» **TASK DESCRIPTION**: Search the records for the string "Assessment", then copy each line that has it.

=== SOURCE INFORMATION ===

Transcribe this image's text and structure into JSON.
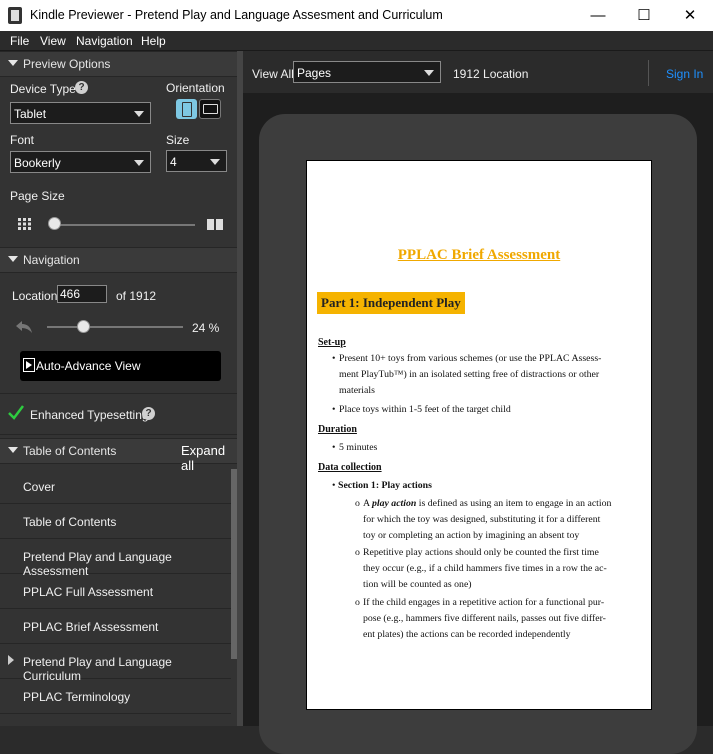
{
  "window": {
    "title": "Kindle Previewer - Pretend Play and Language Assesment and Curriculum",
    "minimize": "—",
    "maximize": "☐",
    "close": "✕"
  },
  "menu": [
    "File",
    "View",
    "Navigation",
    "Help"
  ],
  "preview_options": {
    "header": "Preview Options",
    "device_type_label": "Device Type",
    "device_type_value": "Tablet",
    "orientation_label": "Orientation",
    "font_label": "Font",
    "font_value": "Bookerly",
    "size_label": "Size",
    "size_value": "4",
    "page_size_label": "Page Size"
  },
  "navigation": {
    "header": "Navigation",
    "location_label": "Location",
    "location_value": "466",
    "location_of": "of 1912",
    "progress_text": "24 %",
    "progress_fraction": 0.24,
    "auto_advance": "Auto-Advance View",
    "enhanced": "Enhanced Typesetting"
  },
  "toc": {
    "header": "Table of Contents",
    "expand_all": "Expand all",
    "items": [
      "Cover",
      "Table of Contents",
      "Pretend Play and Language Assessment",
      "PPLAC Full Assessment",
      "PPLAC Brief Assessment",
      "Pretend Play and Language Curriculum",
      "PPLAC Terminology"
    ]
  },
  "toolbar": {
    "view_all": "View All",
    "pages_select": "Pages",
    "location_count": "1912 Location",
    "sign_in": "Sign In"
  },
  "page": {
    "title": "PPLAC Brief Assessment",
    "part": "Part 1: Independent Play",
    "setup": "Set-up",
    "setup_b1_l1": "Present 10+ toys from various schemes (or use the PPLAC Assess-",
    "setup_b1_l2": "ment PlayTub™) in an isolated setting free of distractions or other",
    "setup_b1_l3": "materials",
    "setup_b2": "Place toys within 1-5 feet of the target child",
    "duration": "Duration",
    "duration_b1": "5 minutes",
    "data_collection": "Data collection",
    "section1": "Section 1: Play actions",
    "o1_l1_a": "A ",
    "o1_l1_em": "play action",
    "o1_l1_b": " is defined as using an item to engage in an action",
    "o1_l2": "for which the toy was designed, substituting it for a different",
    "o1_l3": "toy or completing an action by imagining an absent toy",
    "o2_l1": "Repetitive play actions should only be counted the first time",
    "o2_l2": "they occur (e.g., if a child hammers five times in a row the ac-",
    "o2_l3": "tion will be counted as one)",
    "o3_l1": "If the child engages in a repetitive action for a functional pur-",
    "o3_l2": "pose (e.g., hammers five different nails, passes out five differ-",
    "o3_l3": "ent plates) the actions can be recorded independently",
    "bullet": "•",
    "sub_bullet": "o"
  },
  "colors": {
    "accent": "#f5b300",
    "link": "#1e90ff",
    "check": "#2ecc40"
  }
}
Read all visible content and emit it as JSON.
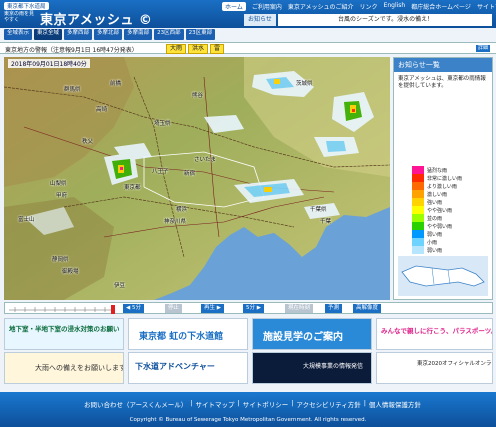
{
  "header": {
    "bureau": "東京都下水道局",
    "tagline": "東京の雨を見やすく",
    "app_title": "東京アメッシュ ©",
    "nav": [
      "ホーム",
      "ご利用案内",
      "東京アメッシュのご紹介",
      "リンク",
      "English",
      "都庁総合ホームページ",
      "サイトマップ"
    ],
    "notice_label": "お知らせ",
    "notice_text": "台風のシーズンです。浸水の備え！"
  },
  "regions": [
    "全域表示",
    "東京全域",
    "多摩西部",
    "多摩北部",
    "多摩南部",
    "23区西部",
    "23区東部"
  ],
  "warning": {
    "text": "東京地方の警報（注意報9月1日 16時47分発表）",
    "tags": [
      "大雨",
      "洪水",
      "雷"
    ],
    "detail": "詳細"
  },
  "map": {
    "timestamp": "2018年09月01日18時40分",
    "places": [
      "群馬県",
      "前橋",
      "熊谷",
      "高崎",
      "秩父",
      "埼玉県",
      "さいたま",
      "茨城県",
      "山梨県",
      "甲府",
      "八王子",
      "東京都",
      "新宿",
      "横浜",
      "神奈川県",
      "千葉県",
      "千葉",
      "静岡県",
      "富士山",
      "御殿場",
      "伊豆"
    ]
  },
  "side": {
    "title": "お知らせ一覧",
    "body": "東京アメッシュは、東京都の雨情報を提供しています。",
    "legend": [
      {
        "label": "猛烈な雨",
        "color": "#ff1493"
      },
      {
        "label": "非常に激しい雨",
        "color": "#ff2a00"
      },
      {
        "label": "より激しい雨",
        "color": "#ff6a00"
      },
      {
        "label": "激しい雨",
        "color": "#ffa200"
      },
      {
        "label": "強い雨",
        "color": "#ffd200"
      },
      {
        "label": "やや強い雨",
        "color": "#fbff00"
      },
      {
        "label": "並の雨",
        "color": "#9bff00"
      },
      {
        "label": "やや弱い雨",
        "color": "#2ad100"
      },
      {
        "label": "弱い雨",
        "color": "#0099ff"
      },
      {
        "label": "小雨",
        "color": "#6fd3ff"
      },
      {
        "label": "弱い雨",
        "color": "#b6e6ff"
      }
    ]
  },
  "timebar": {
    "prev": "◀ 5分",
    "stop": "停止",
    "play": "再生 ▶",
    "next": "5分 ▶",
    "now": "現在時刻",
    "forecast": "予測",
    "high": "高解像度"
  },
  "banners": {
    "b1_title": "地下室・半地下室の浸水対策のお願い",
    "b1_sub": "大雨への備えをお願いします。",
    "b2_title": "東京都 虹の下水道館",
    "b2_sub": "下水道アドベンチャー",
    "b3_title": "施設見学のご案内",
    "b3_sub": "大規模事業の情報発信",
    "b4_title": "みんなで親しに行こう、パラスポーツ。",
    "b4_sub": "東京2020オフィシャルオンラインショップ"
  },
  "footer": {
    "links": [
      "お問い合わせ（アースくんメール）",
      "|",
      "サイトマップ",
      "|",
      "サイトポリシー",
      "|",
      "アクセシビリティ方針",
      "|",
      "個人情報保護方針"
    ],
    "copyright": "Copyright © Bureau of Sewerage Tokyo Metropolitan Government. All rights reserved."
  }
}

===
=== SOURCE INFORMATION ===

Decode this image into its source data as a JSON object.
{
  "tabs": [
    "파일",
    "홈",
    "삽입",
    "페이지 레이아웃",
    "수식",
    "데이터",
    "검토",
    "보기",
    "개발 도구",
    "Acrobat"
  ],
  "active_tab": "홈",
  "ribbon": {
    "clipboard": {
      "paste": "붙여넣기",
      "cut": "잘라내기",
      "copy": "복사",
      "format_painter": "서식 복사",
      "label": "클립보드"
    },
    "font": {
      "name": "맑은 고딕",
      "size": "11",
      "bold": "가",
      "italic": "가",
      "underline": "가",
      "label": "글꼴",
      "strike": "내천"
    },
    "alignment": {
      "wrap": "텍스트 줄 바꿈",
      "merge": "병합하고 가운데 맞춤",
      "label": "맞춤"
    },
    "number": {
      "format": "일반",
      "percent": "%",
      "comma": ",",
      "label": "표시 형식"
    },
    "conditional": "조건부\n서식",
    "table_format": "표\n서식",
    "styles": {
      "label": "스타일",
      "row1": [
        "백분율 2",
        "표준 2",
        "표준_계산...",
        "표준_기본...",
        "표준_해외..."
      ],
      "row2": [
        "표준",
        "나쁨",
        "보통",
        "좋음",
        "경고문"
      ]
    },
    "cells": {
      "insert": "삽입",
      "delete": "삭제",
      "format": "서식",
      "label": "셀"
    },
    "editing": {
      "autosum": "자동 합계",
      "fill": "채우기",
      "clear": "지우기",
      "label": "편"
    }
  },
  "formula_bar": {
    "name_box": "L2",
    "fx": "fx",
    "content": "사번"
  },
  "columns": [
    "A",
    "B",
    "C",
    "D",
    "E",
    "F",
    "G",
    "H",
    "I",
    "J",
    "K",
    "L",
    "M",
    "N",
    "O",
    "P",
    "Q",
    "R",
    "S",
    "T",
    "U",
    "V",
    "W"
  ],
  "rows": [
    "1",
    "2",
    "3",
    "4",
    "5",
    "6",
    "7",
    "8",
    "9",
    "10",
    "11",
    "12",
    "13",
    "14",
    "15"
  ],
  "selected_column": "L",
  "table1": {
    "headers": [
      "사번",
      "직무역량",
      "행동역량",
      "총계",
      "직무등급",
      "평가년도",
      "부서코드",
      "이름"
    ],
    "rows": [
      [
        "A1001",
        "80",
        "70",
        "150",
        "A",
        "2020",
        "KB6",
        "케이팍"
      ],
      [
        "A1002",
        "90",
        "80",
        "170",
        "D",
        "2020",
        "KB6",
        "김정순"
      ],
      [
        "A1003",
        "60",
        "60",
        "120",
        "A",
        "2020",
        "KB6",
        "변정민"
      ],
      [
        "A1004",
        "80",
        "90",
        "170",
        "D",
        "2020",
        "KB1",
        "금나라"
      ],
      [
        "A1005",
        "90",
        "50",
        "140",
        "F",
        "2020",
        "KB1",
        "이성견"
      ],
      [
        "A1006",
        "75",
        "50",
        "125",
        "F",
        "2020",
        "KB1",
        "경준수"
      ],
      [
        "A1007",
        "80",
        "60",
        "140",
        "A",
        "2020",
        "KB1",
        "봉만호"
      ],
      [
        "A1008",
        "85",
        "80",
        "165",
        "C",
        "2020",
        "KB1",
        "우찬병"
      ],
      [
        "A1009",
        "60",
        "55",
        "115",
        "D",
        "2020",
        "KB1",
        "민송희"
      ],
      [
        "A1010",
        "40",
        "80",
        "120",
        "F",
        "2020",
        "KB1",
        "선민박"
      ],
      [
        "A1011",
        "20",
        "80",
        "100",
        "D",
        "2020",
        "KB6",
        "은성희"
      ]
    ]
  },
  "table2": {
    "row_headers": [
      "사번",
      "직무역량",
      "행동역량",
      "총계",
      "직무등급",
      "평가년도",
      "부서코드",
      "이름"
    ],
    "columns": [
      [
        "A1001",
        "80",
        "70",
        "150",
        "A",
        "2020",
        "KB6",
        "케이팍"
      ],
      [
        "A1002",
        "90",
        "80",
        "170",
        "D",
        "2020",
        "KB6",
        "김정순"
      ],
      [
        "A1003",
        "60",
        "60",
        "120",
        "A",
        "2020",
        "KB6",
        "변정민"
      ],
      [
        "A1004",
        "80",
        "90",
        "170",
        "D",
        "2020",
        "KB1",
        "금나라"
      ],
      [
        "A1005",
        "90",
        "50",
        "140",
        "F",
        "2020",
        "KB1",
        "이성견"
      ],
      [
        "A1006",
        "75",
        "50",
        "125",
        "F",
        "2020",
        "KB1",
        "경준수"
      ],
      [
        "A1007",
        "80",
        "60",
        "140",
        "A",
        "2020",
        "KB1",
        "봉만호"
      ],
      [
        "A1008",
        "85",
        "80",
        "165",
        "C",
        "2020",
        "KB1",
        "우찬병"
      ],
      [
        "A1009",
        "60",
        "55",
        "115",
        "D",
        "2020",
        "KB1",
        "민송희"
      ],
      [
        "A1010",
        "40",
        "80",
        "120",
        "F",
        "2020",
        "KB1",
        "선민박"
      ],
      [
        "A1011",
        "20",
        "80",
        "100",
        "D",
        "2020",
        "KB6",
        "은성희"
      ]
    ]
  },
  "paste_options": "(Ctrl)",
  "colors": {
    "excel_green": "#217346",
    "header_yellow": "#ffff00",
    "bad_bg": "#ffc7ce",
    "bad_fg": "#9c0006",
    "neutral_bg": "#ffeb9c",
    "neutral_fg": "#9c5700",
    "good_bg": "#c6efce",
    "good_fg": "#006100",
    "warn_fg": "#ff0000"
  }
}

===
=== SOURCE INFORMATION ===

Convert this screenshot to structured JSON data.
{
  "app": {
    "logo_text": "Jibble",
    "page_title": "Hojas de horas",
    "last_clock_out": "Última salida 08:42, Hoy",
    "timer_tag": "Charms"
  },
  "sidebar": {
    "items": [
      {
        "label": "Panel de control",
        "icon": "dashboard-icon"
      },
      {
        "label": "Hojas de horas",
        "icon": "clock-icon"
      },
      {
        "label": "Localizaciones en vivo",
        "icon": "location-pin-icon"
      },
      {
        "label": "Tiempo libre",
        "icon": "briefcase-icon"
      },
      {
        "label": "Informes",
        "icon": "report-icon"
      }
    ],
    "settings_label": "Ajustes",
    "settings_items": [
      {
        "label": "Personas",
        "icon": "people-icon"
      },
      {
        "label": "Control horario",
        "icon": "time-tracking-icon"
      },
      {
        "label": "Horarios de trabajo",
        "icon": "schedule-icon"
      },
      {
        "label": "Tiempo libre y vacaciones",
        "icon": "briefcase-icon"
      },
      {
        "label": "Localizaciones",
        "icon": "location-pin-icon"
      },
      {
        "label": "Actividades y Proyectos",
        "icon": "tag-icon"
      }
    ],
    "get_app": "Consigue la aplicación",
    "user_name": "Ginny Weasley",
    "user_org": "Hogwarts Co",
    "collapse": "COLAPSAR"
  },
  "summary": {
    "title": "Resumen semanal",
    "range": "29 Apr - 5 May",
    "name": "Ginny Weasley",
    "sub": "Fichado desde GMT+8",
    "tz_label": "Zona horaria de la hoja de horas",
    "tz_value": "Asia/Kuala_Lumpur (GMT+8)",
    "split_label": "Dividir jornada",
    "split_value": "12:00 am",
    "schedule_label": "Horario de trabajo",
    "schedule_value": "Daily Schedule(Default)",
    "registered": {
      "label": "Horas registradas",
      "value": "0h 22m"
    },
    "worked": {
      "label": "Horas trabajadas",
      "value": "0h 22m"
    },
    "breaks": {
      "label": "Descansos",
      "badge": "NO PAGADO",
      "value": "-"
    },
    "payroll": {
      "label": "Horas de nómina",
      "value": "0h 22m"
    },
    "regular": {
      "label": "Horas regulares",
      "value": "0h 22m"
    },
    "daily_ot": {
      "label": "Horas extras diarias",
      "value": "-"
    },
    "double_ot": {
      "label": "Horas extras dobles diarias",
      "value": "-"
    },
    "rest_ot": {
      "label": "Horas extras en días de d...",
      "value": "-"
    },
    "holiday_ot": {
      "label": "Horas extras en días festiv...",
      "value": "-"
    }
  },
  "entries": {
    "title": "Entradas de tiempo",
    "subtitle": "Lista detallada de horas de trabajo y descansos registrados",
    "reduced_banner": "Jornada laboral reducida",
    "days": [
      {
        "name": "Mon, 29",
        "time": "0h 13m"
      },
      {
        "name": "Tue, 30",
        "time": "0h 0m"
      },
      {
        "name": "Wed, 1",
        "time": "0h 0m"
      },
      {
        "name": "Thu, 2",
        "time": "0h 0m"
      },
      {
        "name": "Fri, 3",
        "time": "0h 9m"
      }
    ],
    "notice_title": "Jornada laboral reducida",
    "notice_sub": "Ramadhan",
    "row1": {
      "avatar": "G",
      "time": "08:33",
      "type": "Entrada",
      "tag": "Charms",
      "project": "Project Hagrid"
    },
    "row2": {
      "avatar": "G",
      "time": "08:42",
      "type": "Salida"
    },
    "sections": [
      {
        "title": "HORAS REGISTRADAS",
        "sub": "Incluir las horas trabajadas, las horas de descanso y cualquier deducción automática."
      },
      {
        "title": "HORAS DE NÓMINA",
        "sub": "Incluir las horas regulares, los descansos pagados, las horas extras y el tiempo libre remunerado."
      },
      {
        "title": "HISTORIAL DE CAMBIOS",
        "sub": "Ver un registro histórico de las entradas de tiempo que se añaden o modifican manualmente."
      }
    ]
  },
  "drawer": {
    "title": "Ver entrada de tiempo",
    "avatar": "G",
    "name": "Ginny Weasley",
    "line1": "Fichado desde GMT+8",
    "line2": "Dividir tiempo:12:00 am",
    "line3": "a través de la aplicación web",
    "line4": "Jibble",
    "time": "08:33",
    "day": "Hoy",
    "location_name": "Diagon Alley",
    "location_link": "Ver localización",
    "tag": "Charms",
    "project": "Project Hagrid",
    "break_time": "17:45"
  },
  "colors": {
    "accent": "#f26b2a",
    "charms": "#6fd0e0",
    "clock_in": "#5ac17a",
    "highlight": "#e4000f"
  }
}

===

» **THE ANSWER**:
      "Pretend Play and Language Assessment",
      "PPLAC Full Assessment",
      "PPLAC Brief Assessment",
    "title": "PPLAC Brief Assessment",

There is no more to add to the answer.